The organisation is happy to announce that keynote lectures will be delivered by Prof. Dr. Danuta Shanzer (University of Vienna), Prof. Dr. Catherine Conybeare (Bryn Mawr College) and Prof. dr. Wendy Mayer FAHA (Australian Catholic University).

The proceedings of the congress will be published in the Late Antique History and Religion (LAHR) series (Peeters Publishers, Leuven).

The Congress will be held in the historical centre of the city of Utrecht, in the buildings of the Tilburg School of Catholic Theology and the Museum Catharijneconvent (museum for the history of Christianity and religious art in the Netherlands).

 

Prof. Dr. Paul van Geest, director Netherlands Centre for Patristic Research
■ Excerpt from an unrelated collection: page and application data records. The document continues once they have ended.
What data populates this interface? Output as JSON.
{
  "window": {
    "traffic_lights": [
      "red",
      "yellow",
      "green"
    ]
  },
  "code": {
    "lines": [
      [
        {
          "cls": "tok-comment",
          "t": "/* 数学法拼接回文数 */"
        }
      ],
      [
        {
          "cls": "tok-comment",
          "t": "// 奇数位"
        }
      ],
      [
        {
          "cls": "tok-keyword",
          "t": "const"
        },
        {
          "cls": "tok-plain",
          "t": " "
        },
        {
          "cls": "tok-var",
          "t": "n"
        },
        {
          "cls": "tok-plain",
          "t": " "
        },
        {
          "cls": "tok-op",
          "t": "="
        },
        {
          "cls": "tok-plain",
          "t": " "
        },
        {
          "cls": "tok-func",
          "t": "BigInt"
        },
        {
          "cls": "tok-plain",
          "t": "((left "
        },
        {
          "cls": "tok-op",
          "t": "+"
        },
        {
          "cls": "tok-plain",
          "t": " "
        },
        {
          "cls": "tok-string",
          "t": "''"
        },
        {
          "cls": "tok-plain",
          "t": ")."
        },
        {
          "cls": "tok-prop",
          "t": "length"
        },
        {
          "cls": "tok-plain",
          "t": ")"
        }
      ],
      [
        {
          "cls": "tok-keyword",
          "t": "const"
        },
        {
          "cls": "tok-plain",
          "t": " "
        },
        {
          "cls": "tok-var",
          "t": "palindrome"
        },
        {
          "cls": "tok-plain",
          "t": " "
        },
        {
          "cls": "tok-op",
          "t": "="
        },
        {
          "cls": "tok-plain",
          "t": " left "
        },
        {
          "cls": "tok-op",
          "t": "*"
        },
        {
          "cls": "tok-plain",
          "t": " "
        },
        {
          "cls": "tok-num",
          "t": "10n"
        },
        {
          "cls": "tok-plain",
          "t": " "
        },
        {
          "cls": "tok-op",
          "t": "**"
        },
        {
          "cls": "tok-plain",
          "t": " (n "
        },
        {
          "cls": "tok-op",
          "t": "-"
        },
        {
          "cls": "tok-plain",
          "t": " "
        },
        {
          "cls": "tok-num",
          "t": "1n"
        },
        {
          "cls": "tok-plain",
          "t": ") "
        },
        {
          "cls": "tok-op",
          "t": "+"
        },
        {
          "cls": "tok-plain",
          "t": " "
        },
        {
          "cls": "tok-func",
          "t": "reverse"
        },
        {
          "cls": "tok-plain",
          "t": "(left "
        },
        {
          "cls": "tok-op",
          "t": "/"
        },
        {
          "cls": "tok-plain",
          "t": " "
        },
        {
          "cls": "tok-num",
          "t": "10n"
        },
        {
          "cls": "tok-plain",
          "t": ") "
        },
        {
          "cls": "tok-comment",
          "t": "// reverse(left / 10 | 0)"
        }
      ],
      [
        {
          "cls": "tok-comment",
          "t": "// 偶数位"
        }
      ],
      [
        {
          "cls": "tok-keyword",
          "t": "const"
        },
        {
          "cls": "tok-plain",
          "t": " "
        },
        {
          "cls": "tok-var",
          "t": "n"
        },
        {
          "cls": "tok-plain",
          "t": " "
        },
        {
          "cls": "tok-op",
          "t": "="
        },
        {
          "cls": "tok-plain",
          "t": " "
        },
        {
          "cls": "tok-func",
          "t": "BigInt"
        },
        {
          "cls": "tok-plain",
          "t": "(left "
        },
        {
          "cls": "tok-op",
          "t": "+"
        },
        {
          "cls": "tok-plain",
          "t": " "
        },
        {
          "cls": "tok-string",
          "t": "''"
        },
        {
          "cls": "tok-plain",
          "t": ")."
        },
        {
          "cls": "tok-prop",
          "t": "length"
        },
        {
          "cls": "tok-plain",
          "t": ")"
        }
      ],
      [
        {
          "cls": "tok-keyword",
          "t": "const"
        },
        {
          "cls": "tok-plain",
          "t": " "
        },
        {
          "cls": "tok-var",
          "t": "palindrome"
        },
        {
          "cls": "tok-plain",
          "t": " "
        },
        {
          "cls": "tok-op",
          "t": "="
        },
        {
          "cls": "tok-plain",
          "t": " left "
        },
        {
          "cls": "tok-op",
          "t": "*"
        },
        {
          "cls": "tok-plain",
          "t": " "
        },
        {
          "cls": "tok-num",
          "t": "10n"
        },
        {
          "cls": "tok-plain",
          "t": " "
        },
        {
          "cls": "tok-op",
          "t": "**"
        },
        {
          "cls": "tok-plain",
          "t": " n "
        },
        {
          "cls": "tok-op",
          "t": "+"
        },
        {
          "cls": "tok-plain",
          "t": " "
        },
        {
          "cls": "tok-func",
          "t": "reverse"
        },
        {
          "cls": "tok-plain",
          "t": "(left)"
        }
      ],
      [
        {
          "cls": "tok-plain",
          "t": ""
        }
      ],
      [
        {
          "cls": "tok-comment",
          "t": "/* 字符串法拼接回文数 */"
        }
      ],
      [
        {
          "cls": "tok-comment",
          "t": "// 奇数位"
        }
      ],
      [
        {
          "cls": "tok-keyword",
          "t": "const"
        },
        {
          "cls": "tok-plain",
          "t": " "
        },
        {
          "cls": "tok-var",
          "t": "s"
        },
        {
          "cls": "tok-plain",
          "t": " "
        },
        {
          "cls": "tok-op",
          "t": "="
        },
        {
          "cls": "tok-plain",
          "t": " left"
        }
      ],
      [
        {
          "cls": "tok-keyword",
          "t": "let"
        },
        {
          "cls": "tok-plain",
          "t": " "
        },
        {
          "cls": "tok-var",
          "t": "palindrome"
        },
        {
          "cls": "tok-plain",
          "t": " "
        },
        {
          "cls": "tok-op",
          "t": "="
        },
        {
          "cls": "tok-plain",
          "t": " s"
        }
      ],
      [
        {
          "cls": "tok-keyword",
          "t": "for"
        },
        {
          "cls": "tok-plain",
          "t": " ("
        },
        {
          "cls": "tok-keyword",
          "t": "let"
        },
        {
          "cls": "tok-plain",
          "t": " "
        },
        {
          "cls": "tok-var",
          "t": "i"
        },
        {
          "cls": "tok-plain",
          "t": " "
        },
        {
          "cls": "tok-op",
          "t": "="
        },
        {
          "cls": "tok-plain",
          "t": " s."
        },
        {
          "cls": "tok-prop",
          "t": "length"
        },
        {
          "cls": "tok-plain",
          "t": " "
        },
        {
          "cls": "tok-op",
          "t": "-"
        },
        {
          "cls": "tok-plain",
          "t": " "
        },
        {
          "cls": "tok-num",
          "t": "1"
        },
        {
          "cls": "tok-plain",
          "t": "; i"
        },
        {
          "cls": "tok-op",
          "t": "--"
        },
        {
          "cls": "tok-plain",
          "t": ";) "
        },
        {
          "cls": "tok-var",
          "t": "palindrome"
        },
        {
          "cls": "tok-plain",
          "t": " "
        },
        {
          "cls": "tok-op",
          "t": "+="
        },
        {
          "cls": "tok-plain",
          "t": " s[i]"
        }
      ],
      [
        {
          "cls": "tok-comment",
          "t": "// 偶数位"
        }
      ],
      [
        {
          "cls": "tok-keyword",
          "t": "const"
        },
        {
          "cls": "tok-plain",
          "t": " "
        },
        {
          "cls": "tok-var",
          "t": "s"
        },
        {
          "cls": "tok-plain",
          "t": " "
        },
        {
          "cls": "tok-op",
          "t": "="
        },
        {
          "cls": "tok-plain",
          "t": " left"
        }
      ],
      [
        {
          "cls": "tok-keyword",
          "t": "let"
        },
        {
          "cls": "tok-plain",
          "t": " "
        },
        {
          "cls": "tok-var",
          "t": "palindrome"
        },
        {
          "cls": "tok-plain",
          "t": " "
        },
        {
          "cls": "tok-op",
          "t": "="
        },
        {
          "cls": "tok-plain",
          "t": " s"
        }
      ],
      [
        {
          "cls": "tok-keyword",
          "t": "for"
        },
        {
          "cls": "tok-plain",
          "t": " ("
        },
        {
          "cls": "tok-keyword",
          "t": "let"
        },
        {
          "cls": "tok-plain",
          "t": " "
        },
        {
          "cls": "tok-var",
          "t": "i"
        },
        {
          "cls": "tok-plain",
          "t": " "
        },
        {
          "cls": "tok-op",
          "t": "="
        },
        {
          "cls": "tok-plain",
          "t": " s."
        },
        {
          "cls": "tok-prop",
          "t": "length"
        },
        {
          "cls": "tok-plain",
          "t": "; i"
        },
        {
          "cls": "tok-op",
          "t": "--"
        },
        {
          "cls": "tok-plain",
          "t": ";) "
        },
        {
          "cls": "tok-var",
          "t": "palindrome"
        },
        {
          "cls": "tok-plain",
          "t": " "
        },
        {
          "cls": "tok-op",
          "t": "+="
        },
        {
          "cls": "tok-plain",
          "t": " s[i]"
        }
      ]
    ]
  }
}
Dr. Giselle de Nie
Dr. Hans van Loon
Dr. Arnold Smeets